  • ersehole

    So a language erm..strategy will be announced.

    Just big enough for cover Grizzly’s figs and just small enough for Robbo’s reactionaries.

    The restoration of the Irish language is a longterm project, táimid ag caint ar céadta.

    Tosaíonn an fheachtas nua ar lá na ‘stratéise’.

  • ggn

    “táimid ag caint ar céadta”

    Agus ní ábhar náire é sin a chara, chaith mé féin oíche le Gael Albain agus níl sé i gceist acusan idul go ciúin ach an oiread …

  • ersehole

    iontach sásta é sin a chluinstin ggn.

    is dóigh liom go bhfuil sé seo feicithe agat…
    http://bartholomewmaps.com/gaelic/test_mapping_150px.asp?xcoord=1200&ycoord=1050&xreal=1200&yreal=1050&idx=277653#demo

  • Billy

    Mick

    I don’t think anyone (certainly not myself) is claiming that SF did a good job over P&J;at St Andrews.

    However, what I find amusing is Pete’s repetitive attempts to portray a situation where SF are being seen as the bad guys and the DUP as the good guys.

    That may well be the case among DUP Letter (sorry News Letter) readers and those who look at life through Red, White and Blue spectacles.
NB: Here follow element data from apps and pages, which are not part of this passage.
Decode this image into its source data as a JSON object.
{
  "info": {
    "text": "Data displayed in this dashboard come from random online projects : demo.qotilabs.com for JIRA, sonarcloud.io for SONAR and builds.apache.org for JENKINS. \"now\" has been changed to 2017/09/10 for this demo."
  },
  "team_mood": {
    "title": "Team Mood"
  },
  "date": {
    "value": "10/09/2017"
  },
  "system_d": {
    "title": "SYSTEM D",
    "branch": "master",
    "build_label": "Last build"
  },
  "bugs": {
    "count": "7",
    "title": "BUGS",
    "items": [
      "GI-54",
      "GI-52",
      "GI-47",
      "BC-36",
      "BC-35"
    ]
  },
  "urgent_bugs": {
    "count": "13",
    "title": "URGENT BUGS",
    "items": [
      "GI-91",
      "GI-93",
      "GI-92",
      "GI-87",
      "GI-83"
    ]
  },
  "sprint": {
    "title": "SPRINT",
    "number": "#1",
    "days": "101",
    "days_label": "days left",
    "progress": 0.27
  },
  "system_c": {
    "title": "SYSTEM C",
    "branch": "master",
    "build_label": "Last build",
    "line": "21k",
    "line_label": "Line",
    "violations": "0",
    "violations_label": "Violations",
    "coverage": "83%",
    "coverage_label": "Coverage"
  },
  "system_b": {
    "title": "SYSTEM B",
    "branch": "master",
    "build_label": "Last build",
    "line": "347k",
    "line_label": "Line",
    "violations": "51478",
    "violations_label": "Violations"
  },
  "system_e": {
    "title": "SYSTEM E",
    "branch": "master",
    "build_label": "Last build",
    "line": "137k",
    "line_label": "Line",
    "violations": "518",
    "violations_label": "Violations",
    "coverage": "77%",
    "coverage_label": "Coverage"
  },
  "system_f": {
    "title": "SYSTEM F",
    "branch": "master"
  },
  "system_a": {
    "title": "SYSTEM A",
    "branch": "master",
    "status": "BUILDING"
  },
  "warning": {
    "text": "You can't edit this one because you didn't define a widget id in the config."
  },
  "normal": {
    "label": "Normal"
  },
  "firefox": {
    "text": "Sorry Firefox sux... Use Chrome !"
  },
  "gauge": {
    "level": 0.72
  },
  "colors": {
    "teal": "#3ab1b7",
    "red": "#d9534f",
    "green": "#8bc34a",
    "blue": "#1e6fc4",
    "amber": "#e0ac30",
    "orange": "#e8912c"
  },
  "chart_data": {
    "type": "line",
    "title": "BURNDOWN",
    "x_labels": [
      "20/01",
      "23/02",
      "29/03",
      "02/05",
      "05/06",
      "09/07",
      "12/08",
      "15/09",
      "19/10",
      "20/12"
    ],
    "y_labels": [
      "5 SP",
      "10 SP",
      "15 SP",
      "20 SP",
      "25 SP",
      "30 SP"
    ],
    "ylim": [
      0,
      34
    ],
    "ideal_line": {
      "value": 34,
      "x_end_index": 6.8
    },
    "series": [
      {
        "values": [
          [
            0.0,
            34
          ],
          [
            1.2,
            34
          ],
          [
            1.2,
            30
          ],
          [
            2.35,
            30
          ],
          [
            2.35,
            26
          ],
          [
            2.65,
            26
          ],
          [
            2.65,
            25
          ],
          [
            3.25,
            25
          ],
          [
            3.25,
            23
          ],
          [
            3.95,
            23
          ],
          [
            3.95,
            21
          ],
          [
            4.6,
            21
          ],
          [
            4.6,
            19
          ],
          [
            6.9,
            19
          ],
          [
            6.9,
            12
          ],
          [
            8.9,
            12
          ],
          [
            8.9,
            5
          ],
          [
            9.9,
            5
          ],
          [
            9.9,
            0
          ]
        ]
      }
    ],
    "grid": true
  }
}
However, as you very well know, that is not the case in the real world.

    At best (for the DUP) the current impasse is being seen as the fault of both sides equally. The DUP are most certainly being portrayed as intransigent in all impartial reports that I have seen.

    I tend to agree with you that some sort of compromise will be worked out but it’s as much a fig leaf for the DUP as for SF.

    The DUP have loudly proclaimed that P&J;will not be devolved until there is “Unionist confidence” and that they are sticking by the SAA.

    If the DUP stick rigidly to the SAA, they don’t have to do anything. Therefore, any compromise on this by the DUP (which is obviously inevitable) will be a sign that they have succumbed to political pressure and climbed down.

    I’m not a fan of Sinn Fein and this certainly hasn’t been something for them to brag about.

    However, any attempt by Unionists to portray this as a major victory is just laughable.

    The DUP have had a great time at the assembly to date pretty much blocking anything that comes from Nationalists. This has not gone unnoticed by the UK, US + Irish govts.

    While no-one is applauding SF behaviour, I think it is clear that there is a perception of “what goes around comes around” for the DUP.

    As I have said before, Unionists can whinge about Sinn Fein not holding executive meetings but they have shown (by their previous assembly behaviour) that are not ready to indulge in real, partnership co-operative govt.

    Frankly, this is make or break time for them. If they can’t act in real partnership, then the assembly is a total waste of time and money.

    Given the DUP actions to date, I don’t see why any Nationalist should worry too much if the assembly collapses. We certainly won’t get any worse a deal than we’ve got from DUP “Ministers”.

    It wouldn’t be hard to improve on the likes of Wilson, Campbell and Foster would it?